The Collection’s urn is unmarked, and its place of manufacture is difficult to ascertain. As Monroe was in financial straits at the time of his return, but able to pay for his passage with government funds, it is possible that Howe purchased the urn using part of the passage money that Monroe had given to him. Howe, who according to family tradition was a veteran of the Boston Tea Party, would have been proud to carry the illustrious diplomat home and pleased to capture the moment for posterity in a lasting memento.4Silver Supplement, 89. Therefore, it is even possible that the urn was made in Boston.
Unusual silver pins, visible on the inside of the urn, suggest that the area to the left and just above the engraved cypher was extensively repaired at one time. The body, however, is made up of several parts, and the pins may be part of an unusual construction system similar to that used by Paul Revere on his earliest fluted teapots.5Janine Skerry in Paul Revere: Artisan, 53. Skerry also notes the distinctive construction of Boston cream pots, which nearly always have applied lips, in contrast to the integral lip design common in England and other American centers. Several Boston silversmiths, among them Jacob Hurd and John Coburn, also made round teapots in two parts, forming the lower part of the body out of a shallow, raised dish form, and the upper body out of a bowl form. The composition of the silver in each of the parts of the Department of State’s urn differs slightly, and analysis suggests that the ring handles and the handle of the spigot once may have been covered with a gold was (Report on X-ray fluorescence analysis, Winterthur Museum Analytical Laboratory, March 26, 1990). The engraving is distinctive in its design and composition and more suggestive of a Philadelphia or Southern origin.

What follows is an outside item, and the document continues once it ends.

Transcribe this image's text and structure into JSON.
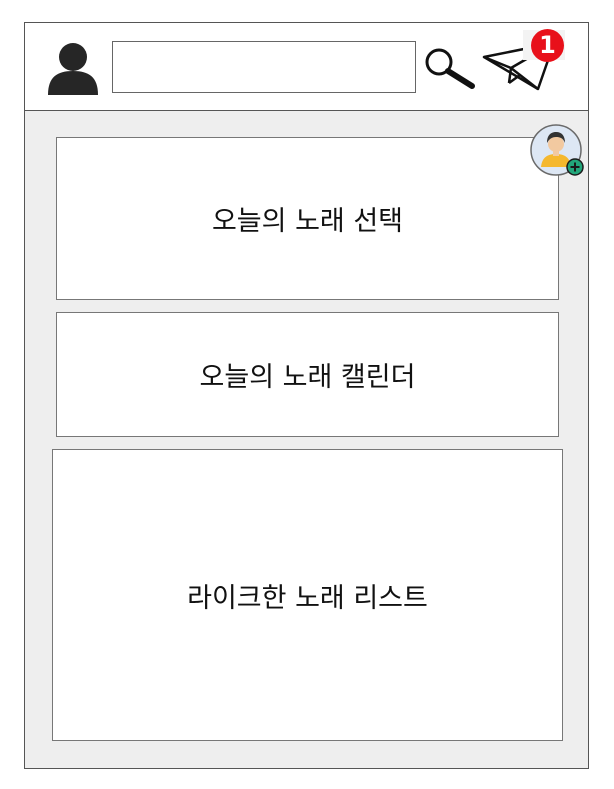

American engravers rarely used more than one element in an oval surround, and parallel lines as a decorative element are not often found on American work.6The elements used in the borders of most oval surrounds usually were simple dots and dashes forming leaf-like sprigs around the central motif. More elaborate surrounds are sometimes found on silver made in Philadelphia and Baltimore, but the design is usually uniform throughout the surround. Shield-shaped surrounds for ciphers are also more common in Philadelphia and Baltimore than elsewhere. See Goldsborough 1983, 69, 70, 72–76, 85–87, 89–93, 107, 111, 114, 121–24. The Yale University Art Gallery owns a tea caddy by Philip Garrett of Philadelphia that employs paired parallel lines as part of its engraved design (Buhler and Hood, 2: 221). The spigot on the Department of State’s urn has been repaired or altered; the original spigot probably looked like the one on a tea or coffee urn by Anthony Simmons of Philadelphia now in the Museum of Fine Arts, Boston (Buhler 1972, 2: 630–31).
Barbara McLean Ward
Excerpted from Clement E. Conger, et al. Treasures of State: Fine and Decorative Arts in the Diplomatic Reception Rooms of the U.S. Department of State. New York: H.N. Abrams, 1991.